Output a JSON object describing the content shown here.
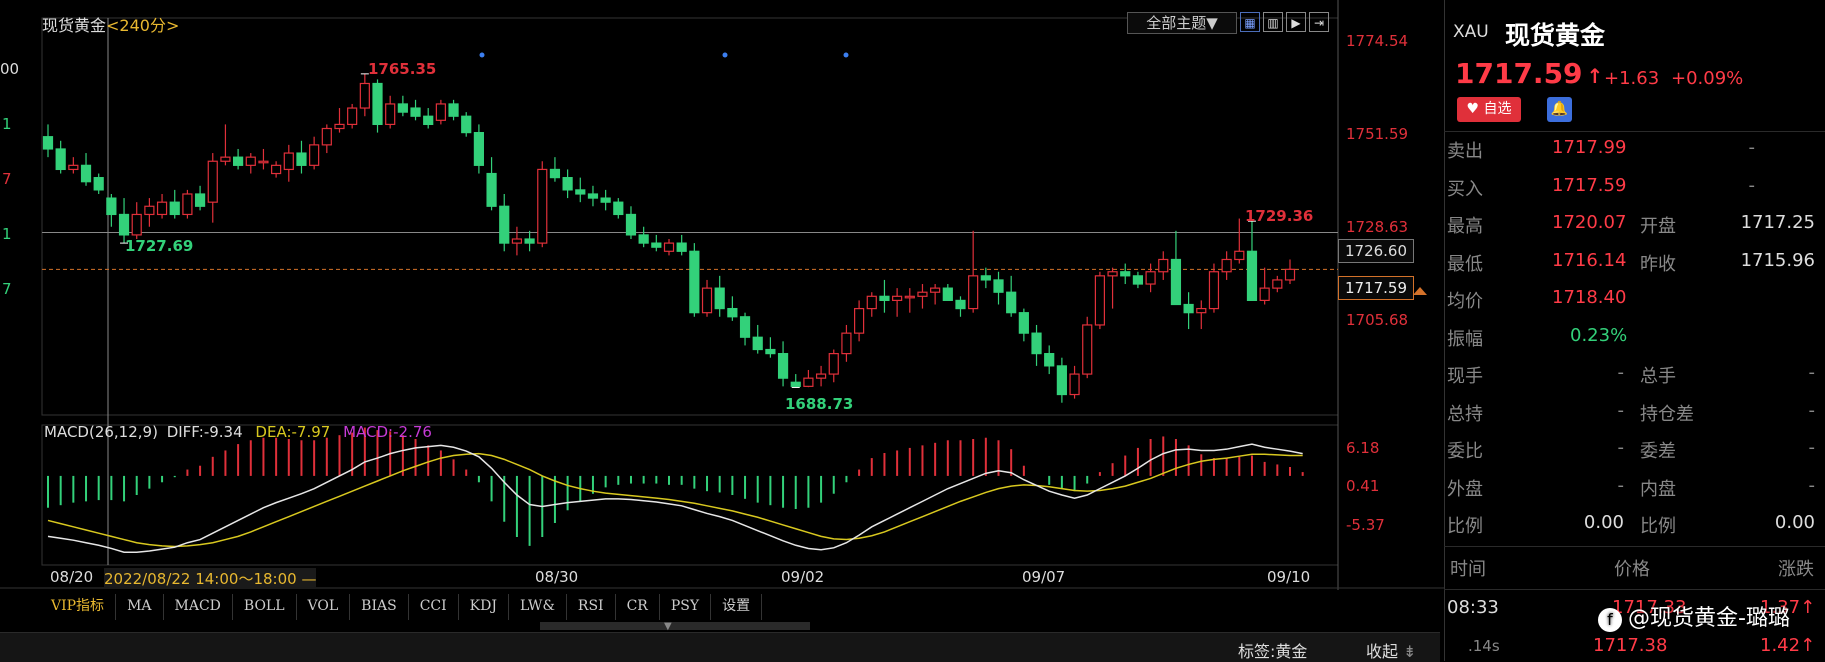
{
  "chart": {
    "title": "现货黄金",
    "period": "<240分>",
    "theme_label": "全部主题▼",
    "toolbar_icons": [
      "grid-icon",
      "columns-icon",
      "play-icon",
      "arrow-right-icon"
    ],
    "y_axis_labels": [
      "1774.54",
      "1751.59",
      "1728.63",
      "1705.68"
    ],
    "high_box": "1726.60",
    "current_box": "1717.59",
    "left_axis_partial": [
      "00",
      "1",
      "7",
      "1",
      "7"
    ],
    "annotations": {
      "high": "1765.35",
      "low_left": "1727.69",
      "low": "1688.73",
      "recent_high": "1729.36"
    },
    "macd": {
      "title": "MACD(26,12,9)",
      "diff": "DIFF:-9.34",
      "dea": "DEA:-7.97",
      "macd": "MACD:-2.76",
      "axis": [
        "6.18",
        "0.41",
        "-5.37"
      ]
    },
    "dates": [
      "08/20",
      "08/30",
      "09/02",
      "09/07",
      "09/10"
    ],
    "crosshair_label": "2022/08/22 14:00～18:00 —",
    "tabs": [
      "VIP指标",
      "MA",
      "MACD",
      "BOLL",
      "VOL",
      "BIAS",
      "CCI",
      "KDJ",
      "LW&",
      "RSI",
      "CR",
      "PSY",
      "设置"
    ],
    "tag": "标签:黄金",
    "collapse": "收起",
    "colors": {
      "up": "#e0303a",
      "down": "#33d17a",
      "macd_white": "#e6e6e6",
      "macd_yellow": "#d8c81f"
    }
  },
  "chart_data": {
    "type": "candlestick",
    "ohlc": [
      [
        1750,
        1753,
        1745,
        1747
      ],
      [
        1747,
        1749,
        1741,
        1742
      ],
      [
        1742,
        1745,
        1741,
        1743
      ],
      [
        1743,
        1746,
        1738,
        1739
      ],
      [
        1740,
        1741,
        1736,
        1737
      ],
      [
        1735,
        1736,
        1728,
        1731
      ],
      [
        1731,
        1735,
        1724,
        1726
      ],
      [
        1726,
        1734,
        1725,
        1731
      ],
      [
        1731,
        1735,
        1728,
        1733
      ],
      [
        1731,
        1736,
        1730,
        1734
      ],
      [
        1734,
        1737,
        1730,
        1731
      ],
      [
        1731,
        1737,
        1730,
        1736
      ],
      [
        1736,
        1738,
        1732,
        1733
      ],
      [
        1734,
        1746,
        1729,
        1744
      ],
      [
        1744,
        1753,
        1743,
        1745
      ],
      [
        1745,
        1747,
        1742,
        1743
      ],
      [
        1743,
        1746,
        1741,
        1745
      ],
      [
        1744,
        1747,
        1742,
        1744
      ],
      [
        1741,
        1744,
        1740,
        1743
      ],
      [
        1742,
        1748,
        1739,
        1746
      ],
      [
        1746,
        1749,
        1741,
        1743
      ],
      [
        1743,
        1750,
        1742,
        1748
      ],
      [
        1748,
        1753,
        1746,
        1752
      ],
      [
        1752,
        1757,
        1751,
        1753
      ],
      [
        1753,
        1758,
        1752,
        1757
      ],
      [
        1757,
        1765.35,
        1755,
        1763
      ],
      [
        1763,
        1764,
        1751,
        1753
      ],
      [
        1753,
        1760,
        1752,
        1758
      ],
      [
        1758,
        1760,
        1755,
        1756
      ],
      [
        1757,
        1759,
        1754,
        1755
      ],
      [
        1755,
        1757,
        1752,
        1753
      ],
      [
        1754,
        1759,
        1753,
        1758
      ],
      [
        1758,
        1759,
        1754,
        1755
      ],
      [
        1755,
        1756,
        1750,
        1751
      ],
      [
        1751,
        1753,
        1741,
        1743
      ],
      [
        1741,
        1745,
        1732,
        1733
      ],
      [
        1733,
        1736,
        1722,
        1724
      ],
      [
        1724,
        1728,
        1721,
        1725
      ],
      [
        1725,
        1727,
        1722,
        1724
      ],
      [
        1724,
        1744,
        1723,
        1742
      ],
      [
        1742,
        1745,
        1739,
        1740
      ],
      [
        1740,
        1742,
        1735,
        1737
      ],
      [
        1737,
        1740,
        1734,
        1736
      ],
      [
        1736,
        1738,
        1733,
        1735
      ],
      [
        1735,
        1737,
        1732,
        1734
      ],
      [
        1734,
        1735,
        1730,
        1731
      ],
      [
        1731,
        1733,
        1725,
        1726
      ],
      [
        1726,
        1728,
        1723,
        1724
      ],
      [
        1724,
        1726,
        1722,
        1723
      ],
      [
        1722,
        1725,
        1721,
        1724
      ],
      [
        1724,
        1726,
        1721,
        1722
      ],
      [
        1722,
        1724,
        1706,
        1707
      ],
      [
        1707,
        1715,
        1706,
        1713
      ],
      [
        1713,
        1716,
        1706,
        1708
      ],
      [
        1708,
        1711,
        1705,
        1706
      ],
      [
        1706,
        1707,
        1699,
        1701
      ],
      [
        1701,
        1704,
        1697,
        1698
      ],
      [
        1698,
        1701,
        1696,
        1697
      ],
      [
        1697,
        1700,
        1689,
        1691
      ],
      [
        1690,
        1692,
        1688.73,
        1689
      ],
      [
        1689,
        1693,
        1688.8,
        1691
      ],
      [
        1691,
        1694,
        1689,
        1692
      ],
      [
        1692,
        1698,
        1690,
        1697
      ],
      [
        1697,
        1704,
        1695,
        1702
      ],
      [
        1702,
        1710,
        1700,
        1708
      ],
      [
        1708,
        1712,
        1706,
        1711
      ],
      [
        1711,
        1715,
        1707,
        1710
      ],
      [
        1710,
        1713,
        1706,
        1711
      ],
      [
        1711,
        1713,
        1707,
        1711
      ],
      [
        1711,
        1714,
        1708,
        1712
      ],
      [
        1712,
        1714,
        1709,
        1713
      ],
      [
        1713,
        1714,
        1710,
        1710
      ],
      [
        1710,
        1711,
        1706,
        1708
      ],
      [
        1708,
        1727,
        1707,
        1716
      ],
      [
        1716,
        1718,
        1713,
        1715
      ],
      [
        1715,
        1717,
        1709,
        1712
      ],
      [
        1712,
        1716,
        1706,
        1707
      ],
      [
        1707,
        1708,
        1700,
        1702
      ],
      [
        1702,
        1704,
        1694,
        1697
      ],
      [
        1697,
        1699,
        1692,
        1694
      ],
      [
        1694,
        1696,
        1685,
        1687
      ],
      [
        1687,
        1694,
        1686,
        1692
      ],
      [
        1692,
        1706,
        1691,
        1704
      ],
      [
        1704,
        1717,
        1703,
        1716
      ],
      [
        1716,
        1718,
        1708,
        1717
      ],
      [
        1717,
        1719,
        1714,
        1716
      ],
      [
        1716,
        1717,
        1713,
        1714
      ],
      [
        1714,
        1719,
        1712,
        1717
      ],
      [
        1717,
        1722,
        1715,
        1720
      ],
      [
        1720,
        1727,
        1710,
        1709
      ],
      [
        1709,
        1712,
        1703,
        1707
      ],
      [
        1707,
        1710,
        1703,
        1708
      ],
      [
        1708,
        1719,
        1707,
        1717
      ],
      [
        1717,
        1722,
        1715,
        1720
      ],
      [
        1720,
        1730,
        1719,
        1722
      ],
      [
        1722,
        1729.36,
        1718,
        1710
      ],
      [
        1710,
        1718,
        1709,
        1713
      ],
      [
        1713,
        1716,
        1712,
        1715
      ],
      [
        1715,
        1720,
        1714,
        1717.59
      ]
    ],
    "y_range": [
      1682,
      1779
    ],
    "diff": [
      -9.5,
      -9.8,
      -10.1,
      -10.5,
      -10.9,
      -11.4,
      -12.0,
      -12.0,
      -11.8,
      -11.5,
      -11.2,
      -10.5,
      -10.0,
      -9.0,
      -8.0,
      -7.0,
      -6.0,
      -5.0,
      -4.2,
      -3.5,
      -2.8,
      -2.0,
      -1.0,
      0.0,
      1.0,
      2.2,
      2.8,
      3.5,
      4.0,
      4.4,
      4.6,
      4.8,
      4.5,
      3.9,
      3.0,
      1.2,
      -1.0,
      -3.0,
      -4.5,
      -4.8,
      -4.5,
      -4.2,
      -4.0,
      -3.8,
      -3.6,
      -3.6,
      -3.7,
      -3.9,
      -4.1,
      -4.4,
      -4.7,
      -5.3,
      -5.9,
      -6.4,
      -7.0,
      -7.8,
      -8.6,
      -9.4,
      -10.2,
      -10.9,
      -11.4,
      -11.6,
      -11.3,
      -10.5,
      -9.3,
      -8.0,
      -7.0,
      -6.0,
      -5.0,
      -4.0,
      -3.0,
      -2.0,
      -1.2,
      -0.4,
      0.4,
      0.8,
      0.5,
      -0.6,
      -1.5,
      -2.4,
      -3.0,
      -3.5,
      -3.0,
      -2.0,
      -1.0,
      0.0,
      1.2,
      2.5,
      3.5,
      4.1,
      4.2,
      4.0,
      4.0,
      4.2,
      4.6,
      5.0,
      4.5,
      4.2,
      3.9,
      3.5
    ],
    "dea": [
      -7.0,
      -7.5,
      -8.0,
      -8.5,
      -9.0,
      -9.5,
      -10.0,
      -10.5,
      -10.8,
      -11.0,
      -11.1,
      -11.0,
      -10.8,
      -10.5,
      -10.0,
      -9.5,
      -8.8,
      -8.0,
      -7.2,
      -6.4,
      -5.6,
      -4.8,
      -4.0,
      -3.2,
      -2.4,
      -1.6,
      -0.8,
      0.0,
      0.8,
      1.5,
      2.2,
      2.8,
      3.2,
      3.4,
      3.5,
      3.2,
      2.6,
      1.8,
      1.0,
      0.0,
      -0.8,
      -1.5,
      -2.0,
      -2.4,
      -2.7,
      -2.9,
      -3.1,
      -3.3,
      -3.5,
      -3.7,
      -4.0,
      -4.3,
      -4.7,
      -5.1,
      -5.5,
      -6.0,
      -6.5,
      -7.1,
      -7.7,
      -8.3,
      -8.9,
      -9.5,
      -9.9,
      -10.0,
      -9.8,
      -9.4,
      -8.8,
      -8.0,
      -7.2,
      -6.4,
      -5.6,
      -4.8,
      -4.0,
      -3.3,
      -2.6,
      -2.0,
      -1.6,
      -1.4,
      -1.5,
      -1.7,
      -2.0,
      -2.3,
      -2.4,
      -2.3,
      -2.0,
      -1.6,
      -1.0,
      -0.4,
      0.4,
      1.2,
      1.8,
      2.3,
      2.6,
      2.8,
      3.1,
      3.4,
      3.4,
      3.3,
      3.2,
      3.2
    ],
    "macd_y_range": [
      -14,
      8
    ]
  },
  "quote": {
    "symbol": "XAU",
    "name": "现货黄金",
    "price": "1717.59",
    "change": "+1.63",
    "change_pct": "+0.09%",
    "fav_label": "自选",
    "rows": [
      {
        "l1": "卖出",
        "v1": "1717.99",
        "l2": "",
        "v2": "-"
      },
      {
        "l1": "买入",
        "v1": "1717.59",
        "l2": "",
        "v2": "-"
      },
      {
        "l1": "最高",
        "v1": "1720.07",
        "l2": "开盘",
        "v2": "1717.25"
      },
      {
        "l1": "最低",
        "v1": "1716.14",
        "l2": "昨收",
        "v2": "1715.96"
      },
      {
        "l1": "均价",
        "v1": "1718.40",
        "l2": "",
        "v2": ""
      },
      {
        "l1": "振幅",
        "v1": "0.23%",
        "l2": "",
        "v2": ""
      },
      {
        "l1": "现手",
        "v1": "-",
        "l2": "总手",
        "v2": "-"
      },
      {
        "l1": "总持",
        "v1": "-",
        "l2": "持仓差",
        "v2": "-"
      },
      {
        "l1": "委比",
        "v1": "-",
        "l2": "委差",
        "v2": "-"
      },
      {
        "l1": "外盘",
        "v1": "-",
        "l2": "内盘",
        "v2": "-"
      },
      {
        "l1": "比例",
        "v1": "0.00",
        "l2": "比例",
        "v2": "0.00"
      }
    ],
    "tick_header": {
      "time": "时间",
      "price": "价格",
      "change": "涨跌"
    },
    "ticks": [
      {
        "time": "08:33",
        "price": "1717.33",
        "change": "1.37"
      },
      {
        "time": ".14s",
        "price": "1717.38",
        "change": "1.42"
      }
    ],
    "watermark": "@现货黄金-璐璐"
  }
}
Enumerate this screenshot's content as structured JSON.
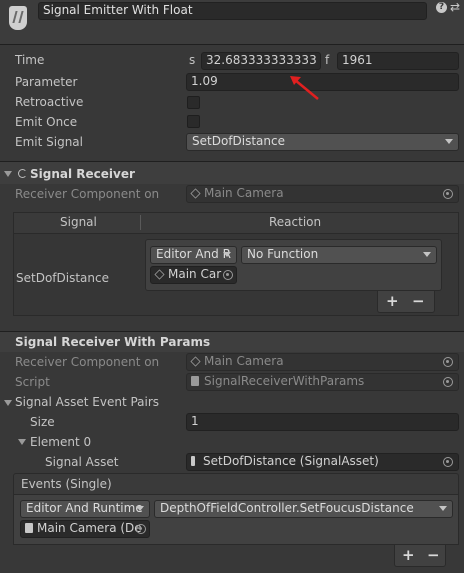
{
  "header": {
    "title": "Signal Emitter With Float",
    "help_glyph": "?",
    "settings_glyph": "⇄"
  },
  "emitter": {
    "time_label": "Time",
    "time_seconds_prefix": "s",
    "time_seconds_value": "32.683333333333",
    "time_frames_prefix": "f",
    "time_frames_value": "1961",
    "parameter_label": "Parameter",
    "parameter_value": "1.09",
    "retroactive_label": "Retroactive",
    "emit_once_label": "Emit Once",
    "emit_signal_label": "Emit Signal",
    "emit_signal_value": "SetDofDistance"
  },
  "signal_receiver": {
    "title": "Signal Receiver",
    "receiver_component_label": "Receiver Component on",
    "receiver_component_value": "Main Camera",
    "col_signal": "Signal",
    "col_reaction": "Reaction",
    "row_signal": "SetDofDistance",
    "runtime_mode": "Editor And R",
    "function_value": "No Function",
    "object_value": "Main Car",
    "add_label": "+",
    "remove_label": "−"
  },
  "signal_receiver_params": {
    "title": "Signal Receiver With Params",
    "receiver_component_label": "Receiver Component on",
    "receiver_component_value": "Main Camera",
    "script_label": "Script",
    "script_value": "SignalReceiverWithParams",
    "pairs_label": "Signal Asset Event Pairs",
    "size_label": "Size",
    "size_value": "1",
    "element_label": "Element 0",
    "signal_asset_label": "Signal Asset",
    "signal_asset_value": "SetDofDistance (SignalAsset)",
    "events_label": "Events (Single)",
    "runtime_mode": "Editor And Runtime",
    "function_value": "DepthOfFieldController.SetFoucusDistance",
    "object_value": "Main Camera (De",
    "add_label": "+",
    "remove_label": "−"
  },
  "colors": {
    "background": "#383838",
    "field": "#2a2a2a",
    "annotation_arrow": "#e02020"
  }
}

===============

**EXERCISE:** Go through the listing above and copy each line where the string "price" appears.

**RESULT OF THIS EXERCISE:**
    "price": "1717.59",
      "price": "价格",
        "price": "1717.33",
        "price": "1717.38",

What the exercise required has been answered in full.